What is expected:
Having read the listing below, repeat it exactly.

Available data:
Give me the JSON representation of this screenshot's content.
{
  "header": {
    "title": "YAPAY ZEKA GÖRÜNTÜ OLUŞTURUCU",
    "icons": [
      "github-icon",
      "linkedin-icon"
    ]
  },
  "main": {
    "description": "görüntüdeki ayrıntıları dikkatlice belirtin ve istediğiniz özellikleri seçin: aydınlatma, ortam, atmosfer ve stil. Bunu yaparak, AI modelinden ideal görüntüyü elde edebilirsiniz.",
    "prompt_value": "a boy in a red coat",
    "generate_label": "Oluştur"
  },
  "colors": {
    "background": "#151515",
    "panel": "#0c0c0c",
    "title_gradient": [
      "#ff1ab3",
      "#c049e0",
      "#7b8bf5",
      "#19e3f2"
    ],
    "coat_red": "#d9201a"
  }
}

Result:
Give me the JSON representation of this screenshot's content.
{
  "header": {
    "title": "YAPAY ZEKA GÖRÜNTÜ OLUŞTURUCU",
    "icons": [
      "github-icon",
      "linkedin-icon"
    ]
  },
  "main": {
    "description": "görüntüdeki ayrıntıları dikkatlice belirtin ve istediğiniz özellikleri seçin: aydınlatma, ortam, atmosfer ve stil. Bunu yaparak, AI modelinden ideal görüntüyü elde edebilirsiniz.",
    "prompt_value": "a boy in a red coat",
    "generate_label": "Oluştur"
  },
  "colors": {
    "background": "#151515",
    "panel": "#0c0c0c",
    "title_gradient": [
      "#ff1ab3",
      "#c049e0",
      "#7b8bf5",
      "#19e3f2"
    ],
    "coat_red": "#d9201a"
  }
}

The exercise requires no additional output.